So, it’s basically been almost 9 years since I started doing comics.
Here are a few facts.
In France, one basically takes 1 year to create a comic book.
Usually it’s between 46 to 54 pages when published with a major editor.
It’s not unusual to be a few month or a year late …
I’ve been offered rates as low as 76 euros for a full colored page all included ( turned down that shamelless offer by a publisher nor that small after a lecture on the freelance life )
I have once been paid 500 euros a page but it was only for a few pages unfortunatly.
Once a french comic book goes on sale you earn a small percentage of the selling price, something around 7 to 10 %. With it, you pay back what the publisher gave you upfront. Only when or if he has recovered your upfront paiment will you actually earn something.
There were 5560 french comic books published last year and 2000 translated comic book or mangas, that makes a lot of concurrence in the same time on the comic books shop and a very fast turnover. The obvious result is, you do not have a lot of time to sell enough books to hope to earn royalties.
in 2000, there were only 1000 new books each year. The yearly amount of books sold in the end stayed more or less the same.
In 9 years I have never touched any royalties.
I have only been teased twice because I was a woman. Once by an illustrator who asked me to “bend myself on the table” obviously because he thought I was a fan (I was visiting a friend at a convention) and he would have love a better view of my cleavage. I called him the most unrespectfull guy I had ever met, told him that I didn’t want to hear the sound of his voice anymore and left him dumbstruck. He tried to come to say good morning the day after but I offered a big smile with a don’t you dare and he didn’t dare .

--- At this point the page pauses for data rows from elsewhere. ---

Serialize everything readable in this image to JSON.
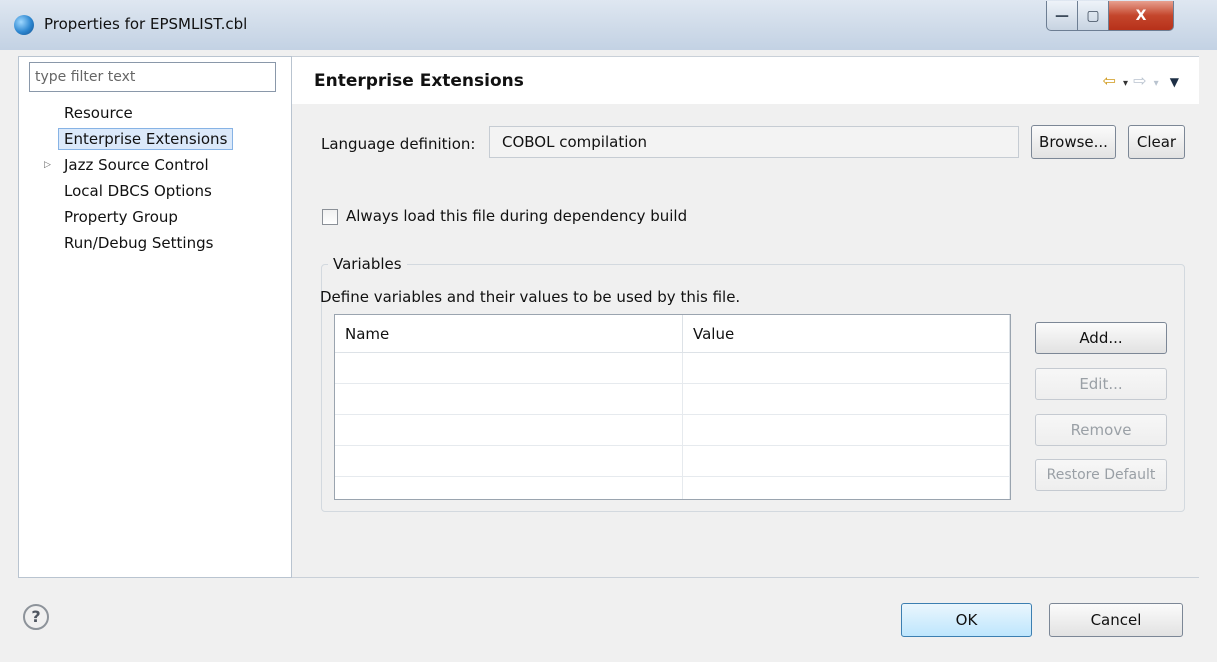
{
  "window": {
    "title": "Properties for EPSMLIST.cbl",
    "minimize_glyph": "—",
    "maximize_glyph": "▢",
    "close_glyph": "X"
  },
  "filter": {
    "placeholder": "type filter text",
    "value": ""
  },
  "nav": {
    "items": [
      {
        "label": "Resource"
      },
      {
        "label": "Enterprise Extensions",
        "selected": true
      },
      {
        "label": "Jazz Source Control",
        "expandable": true
      },
      {
        "label": "Local DBCS Options"
      },
      {
        "label": "Property Group"
      },
      {
        "label": "Run/Debug Settings"
      }
    ]
  },
  "page": {
    "title": "Enterprise Extensions",
    "nav_icons": {
      "back": "⇦",
      "forward": "⇨",
      "dropdown": "▾",
      "menu": "▼"
    },
    "language": {
      "label": "Language definition:",
      "value": "COBOL compilation",
      "browse_label": "Browse...",
      "clear_label": "Clear"
    },
    "always_load": {
      "label": "Always load this file during dependency build",
      "checked": false
    },
    "variables": {
      "legend": "Variables",
      "description": "Define variables and their values to be used by this file.",
      "columns": [
        "Name",
        "Value"
      ],
      "rows": [],
      "add_label": "Add...",
      "edit_label": "Edit...",
      "remove_label": "Remove",
      "restore_label": "Restore Default"
    }
  },
  "footer": {
    "help_glyph": "?",
    "ok_label": "OK",
    "cancel_label": "Cancel"
  },
  "colors": {
    "selection_bg": "#dbe9fa",
    "selection_border": "#87b3e5",
    "back_arrow": "#d09a1c",
    "close_button": "#c4462c"
  },
  "icons": {
    "title": "eclipse-globe-icon",
    "help": "help-circle-icon",
    "expander": "triangle-right-icon"
  }
}
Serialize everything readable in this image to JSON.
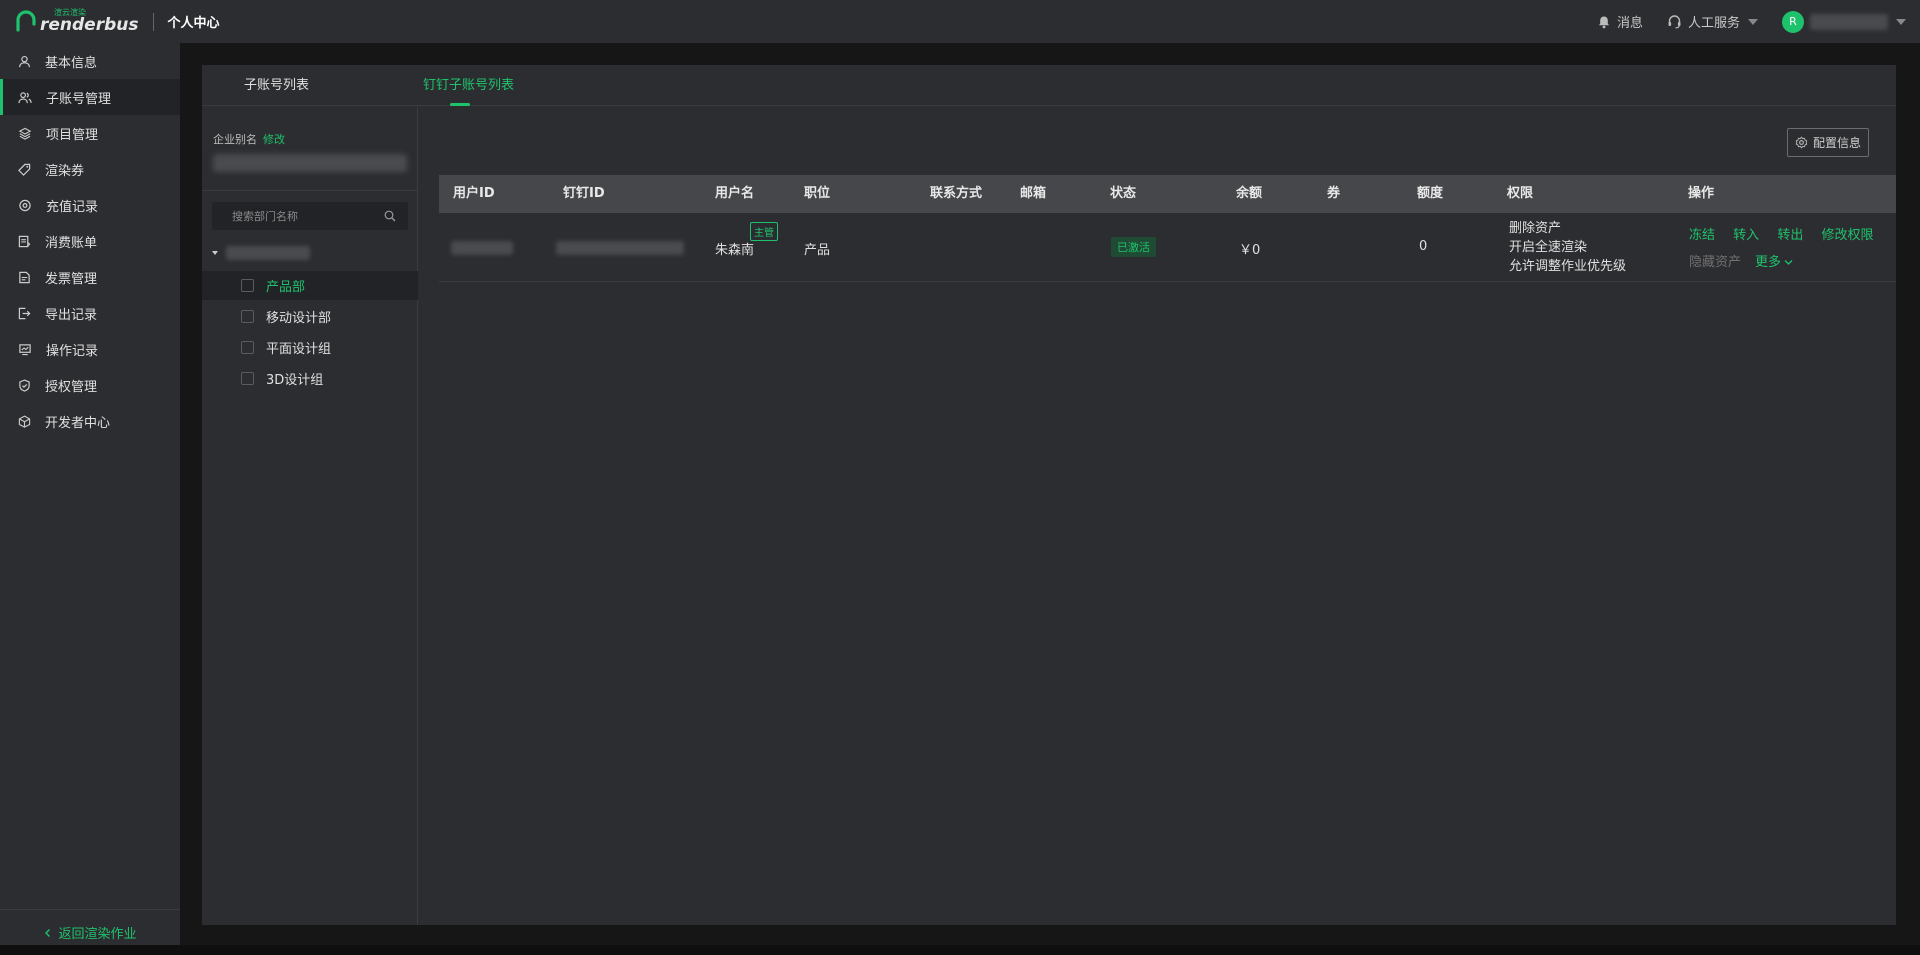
{
  "header": {
    "logo_small": "渲云渲染",
    "logo_text": "renderbus",
    "title": "个人中心",
    "messages": "消息",
    "service": "人工服务",
    "avatar_letter": "R"
  },
  "sidebar": {
    "items": [
      {
        "label": "基本信息",
        "icon": "user-icon"
      },
      {
        "label": "子账号管理",
        "icon": "users-icon"
      },
      {
        "label": "项目管理",
        "icon": "layers-icon"
      },
      {
        "label": "渲染券",
        "icon": "tag-icon"
      },
      {
        "label": "充值记录",
        "icon": "eye-icon"
      },
      {
        "label": "消费账单",
        "icon": "bill-icon"
      },
      {
        "label": "发票管理",
        "icon": "invoice-icon"
      },
      {
        "label": "导出记录",
        "icon": "export-icon"
      },
      {
        "label": "操作记录",
        "icon": "monitor-icon"
      },
      {
        "label": "授权管理",
        "icon": "shield-icon"
      },
      {
        "label": "开发者中心",
        "icon": "cube-icon"
      }
    ],
    "back_label": "返回渲染作业"
  },
  "tabs": {
    "sub_accounts": "子账号列表",
    "dingtalk_sub_accounts": "钉钉子账号列表"
  },
  "left_panel": {
    "company_alias_label": "企业别名",
    "edit_label": "修改",
    "search_placeholder": "搜索部门名称",
    "departments": [
      "产品部",
      "移动设计部",
      "平面设计组",
      "3D设计组"
    ]
  },
  "toolbar": {
    "config_label": "配置信息"
  },
  "table": {
    "headers": [
      "用户ID",
      "钉钉ID",
      "用户名",
      "职位",
      "联系方式",
      "邮箱",
      "状态",
      "余额",
      "券",
      "额度",
      "权限",
      "操作"
    ],
    "rows": [
      {
        "username": "朱森南",
        "badge": "主管",
        "position": "产品",
        "status": "已激活",
        "balance": "￥0",
        "quota": "0",
        "permissions": [
          "删除资产",
          "开启全速渲染",
          "允许调整作业优先级"
        ],
        "ops": {
          "freeze": "冻结",
          "transfer_in": "转入",
          "transfer_out": "转出",
          "edit_permissions": "修改权限",
          "hide_assets": "隐藏资产",
          "more": "更多"
        }
      }
    ]
  },
  "colors": {
    "accent": "#1fc26c",
    "panel": "#2c2d30",
    "background": "#161616"
  }
}
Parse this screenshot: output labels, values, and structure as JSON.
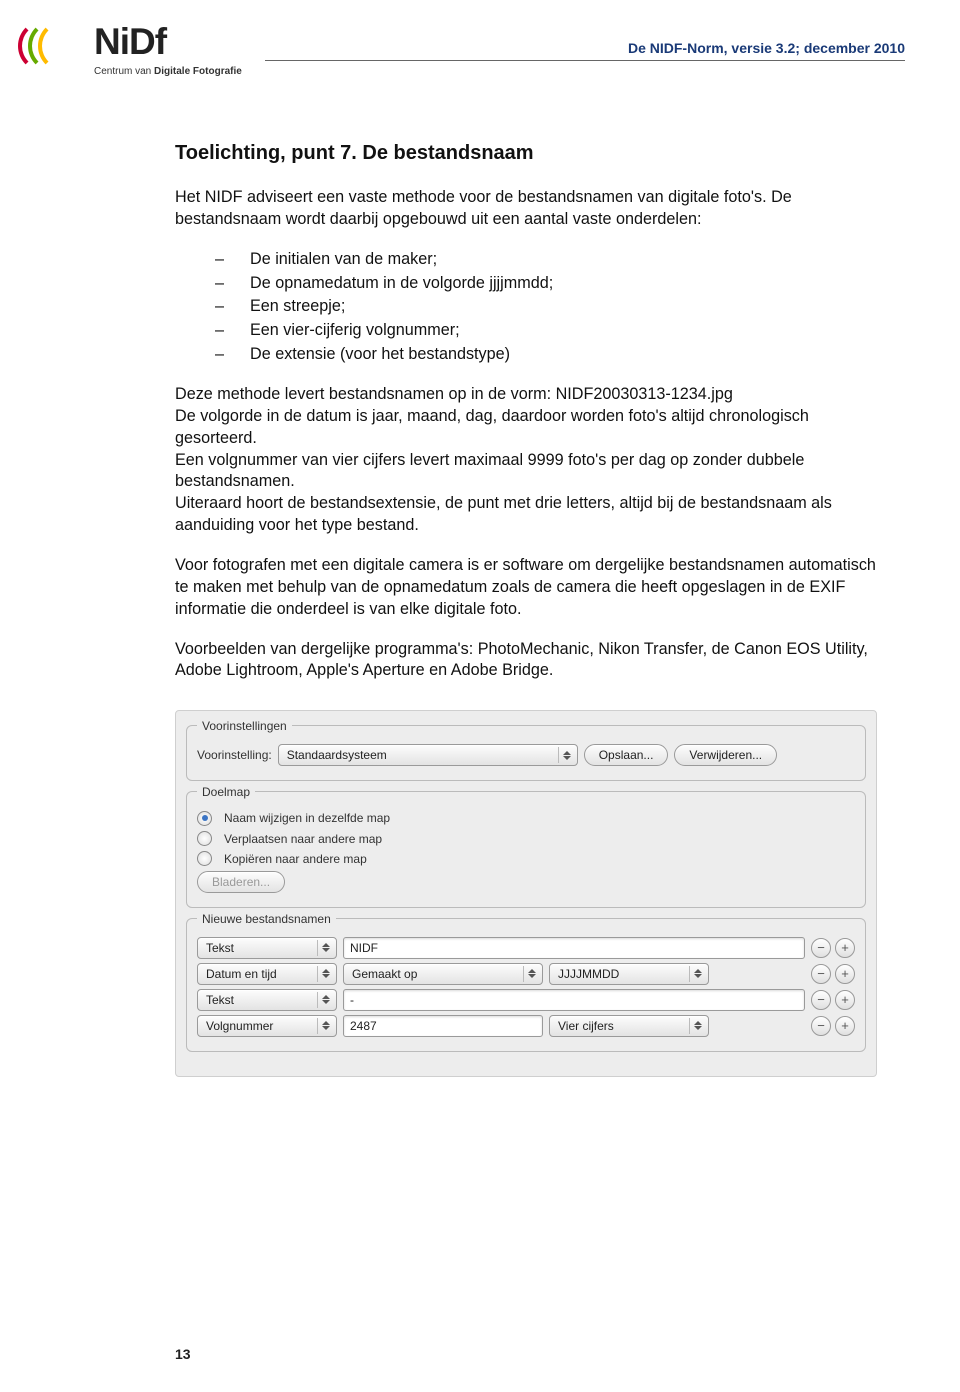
{
  "header": {
    "brand": "NiDf",
    "subtitle_prefix": "Centrum van ",
    "subtitle_bold": "Digitale Fotografie",
    "docline": "De NIDF-Norm, versie 3.2; december 2010"
  },
  "title": "Toelichting, punt 7. De bestandsnaam",
  "intro": "Het NIDF adviseert een vaste methode voor de bestandsnamen van digitale foto's. De bestandsnaam wordt daarbij opgebouwd uit een aantal vaste onderdelen:",
  "bullets": [
    "De initialen van de maker;",
    "De opnamedatum in de volgorde jjjjmmdd;",
    "Een streepje;",
    "Een vier-cijferig volgnummer;",
    "De extensie (voor het bestandstype)"
  ],
  "para2": "Deze methode levert bestandsnamen op in de vorm: NIDF20030313-1234.jpg\nDe volgorde in de datum is jaar, maand, dag, daardoor worden foto's altijd chronologisch gesorteerd.\nEen volgnummer van vier cijfers levert maximaal 9999 foto's per dag op zonder dubbele bestandsnamen.\nUiteraard hoort de bestandsextensie, de punt met drie letters, altijd bij de bestandsnaam als aanduiding voor het type bestand.",
  "para3": "Voor fotografen met een digitale camera is er software om dergelijke bestandsnamen automatisch te maken met behulp van de opnamedatum zoals de camera die heeft opgeslagen in de EXIF informatie die onderdeel is van elke digitale foto.",
  "para4": "Voorbeelden van dergelijke programma's: PhotoMechanic, Nikon Transfer, de Canon EOS Utility, Adobe Lightroom, Apple's Aperture en Adobe Bridge.",
  "ui": {
    "group_presets": "Voorinstellingen",
    "preset_label": "Voorinstelling:",
    "preset_value": "Standaardsysteem",
    "save_btn": "Opslaan...",
    "delete_btn": "Verwijderen...",
    "group_target": "Doelmap",
    "radios": [
      "Naam wijzigen in dezelfde map",
      "Verplaatsen naar andere map",
      "Kopiëren naar andere map"
    ],
    "browse_btn": "Bladeren...",
    "group_newnames": "Nieuwe bestandsnamen",
    "rows": [
      {
        "type": "Tekst",
        "field1": "NIDF",
        "field2": ""
      },
      {
        "type": "Datum en tijd",
        "field1": "Gemaakt op",
        "field2": "JJJJMMDD"
      },
      {
        "type": "Tekst",
        "field1": "-",
        "field2": ""
      },
      {
        "type": "Volgnummer",
        "field1": "2487",
        "field2": "Vier cijfers"
      }
    ]
  },
  "pagenum": "13"
}
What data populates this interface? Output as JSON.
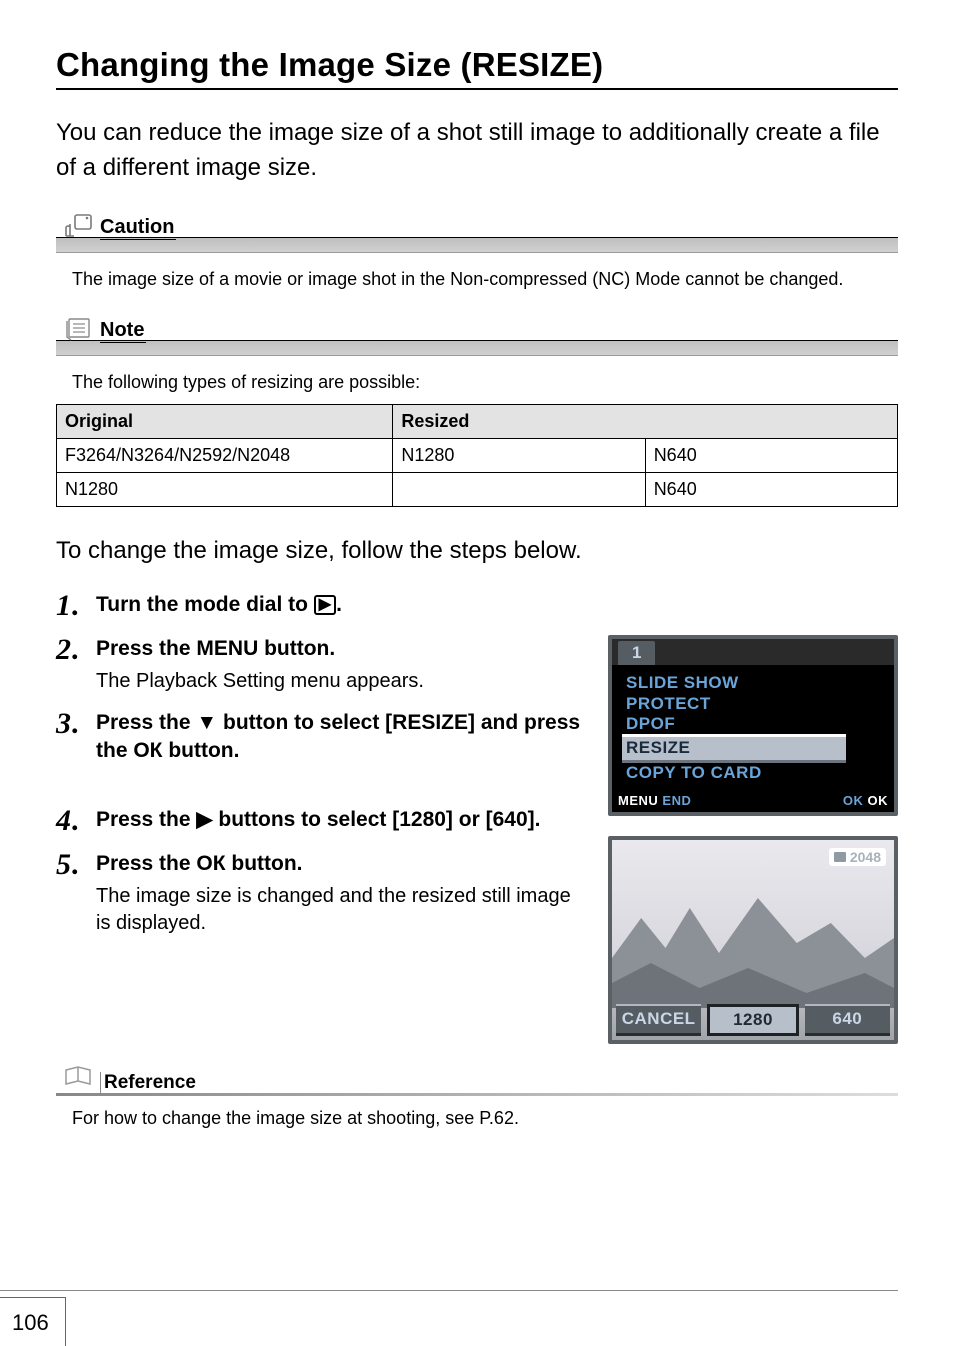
{
  "title": "Changing the Image Size (RESIZE)",
  "intro": "You can reduce the image size of a shot still image to additionally create a file of a different image size.",
  "caution": {
    "label": "Caution",
    "text": "The image size of a movie or image shot in the Non-compressed (NC) Mode cannot be changed."
  },
  "note": {
    "label": "Note",
    "text": "The following types of resizing are possible:"
  },
  "table": {
    "headers": [
      "Original",
      "Resized",
      ""
    ],
    "rows": [
      [
        "F3264/N3264/N2592/N2048",
        "N1280",
        "N640"
      ],
      [
        "N1280",
        "",
        "N640"
      ]
    ]
  },
  "lead": "To change the image size, follow the steps below.",
  "steps": [
    {
      "n": "1",
      "title_pre": "Turn the mode dial to ",
      "title_post": "."
    },
    {
      "n": "2",
      "title_pre": "Press the ",
      "sym": "M",
      "title_mid": "ENU",
      "title_post": " button.",
      "sub": "The Playback Setting menu appears."
    },
    {
      "n": "3",
      "title": "Press the ▼ button to select [RESIZE] and press the OК button."
    },
    {
      "n": "4",
      "title": "Press the ▶ buttons to select [1280] or [640]."
    },
    {
      "n": "5",
      "title_pre": "Press the ",
      "sym": "OК",
      "title_post": " button.",
      "sub": "The image size is changed and the resized still image is displayed."
    }
  ],
  "screen1": {
    "tab": "1",
    "items": [
      "SLIDE SHOW",
      "PROTECT",
      "DPOF",
      "RESIZE",
      "COPY TO CARD"
    ],
    "selectedIndex": 3,
    "footer_left_a": "MENU",
    "footer_left_b": "END",
    "footer_right_a": "OK",
    "footer_right_b": "OK"
  },
  "screen2": {
    "badge": "2048",
    "opts": [
      "CANCEL",
      "1280",
      "640"
    ],
    "selectedIndex": 1
  },
  "reference": {
    "label": "Reference",
    "text": "For how to change the image size at shooting, see P.62."
  },
  "page_number": "106"
}
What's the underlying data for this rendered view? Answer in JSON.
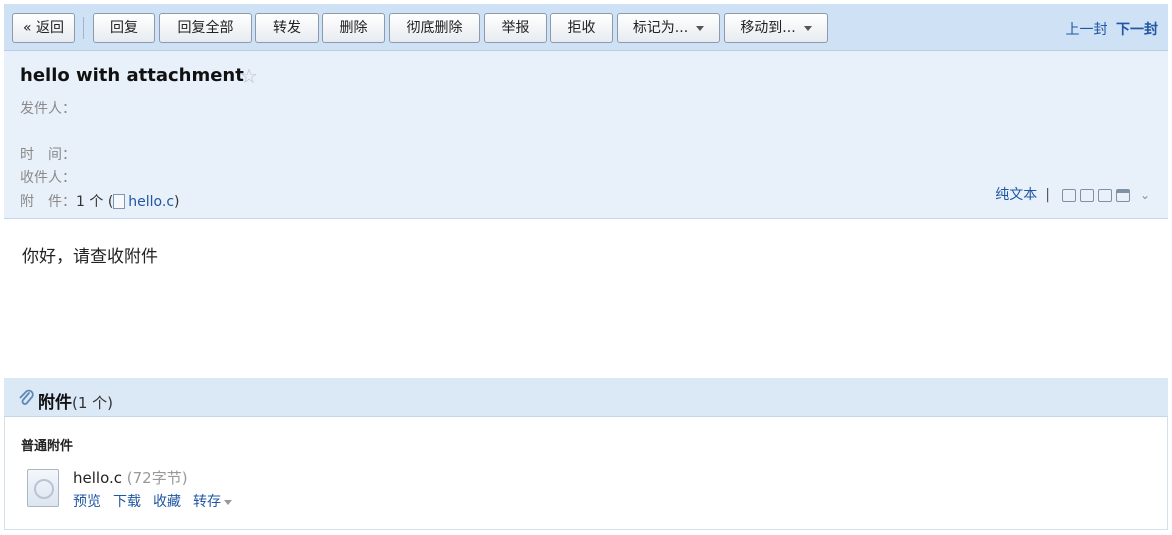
{
  "toolbar": {
    "back": "« 返回",
    "reply": "回复",
    "reply_all": "回复全部",
    "forward": "转发",
    "delete": "删除",
    "delete_permanent": "彻底删除",
    "report": "举报",
    "reject": "拒收",
    "mark_as": "标记为...",
    "move_to": "移动到...",
    "prev": "上一封",
    "next": "下一封"
  },
  "email": {
    "subject": "hello with attachment",
    "labels": {
      "from": "发件人：",
      "time": "时　间：",
      "to": "收件人：",
      "attachments": "附　件："
    },
    "attachment_summary": {
      "count": "1 个",
      "open_paren": "(",
      "file": "hello.c",
      "close_paren": ")"
    },
    "plain_text_link": "纯文本",
    "body": "你好，请查收附件"
  },
  "attachments": {
    "title": "附件",
    "count": "(1 个)",
    "subtitle": "普通附件",
    "items": [
      {
        "name": "hello.c",
        "size": "(72字节)",
        "actions": {
          "preview": "预览",
          "download": "下载",
          "favorite": "收藏",
          "save_to": "转存"
        }
      }
    ]
  },
  "colors": {
    "toolbar_bg": "#cfe1f5",
    "header_bg": "#e8f0fa",
    "link": "#1f57a4"
  }
}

The second time, was in a US convention where an old illustrator teased me with calling me his little assistant. Twice .. The second time I told him that I knew he wasn’t used seeing a lot of girls in this market but there were a lot of girls coming after me so guy, get used to it or you’ll feel very lonely.
At the beginning I was always the only woman on conventions. People always assumed I was a colorist or a girlfriend of a male author. It was annoying but I really was an exception so it was understandable.
Nowadays, there are more women on the market. Or at least more of them wishing to enter the market.
I think I attended more or less 50 to 60 signings and conventions.
My attitude is to always be the more professionnall I can.
It’s unfair but in this market, each woman is a significant percentage of all of us, I always keep that in mind.
I started comics because I wanted to create something that could enter the everyday life. Art for everybody, without limiting it to a certain part of population.
So far it’s been fun.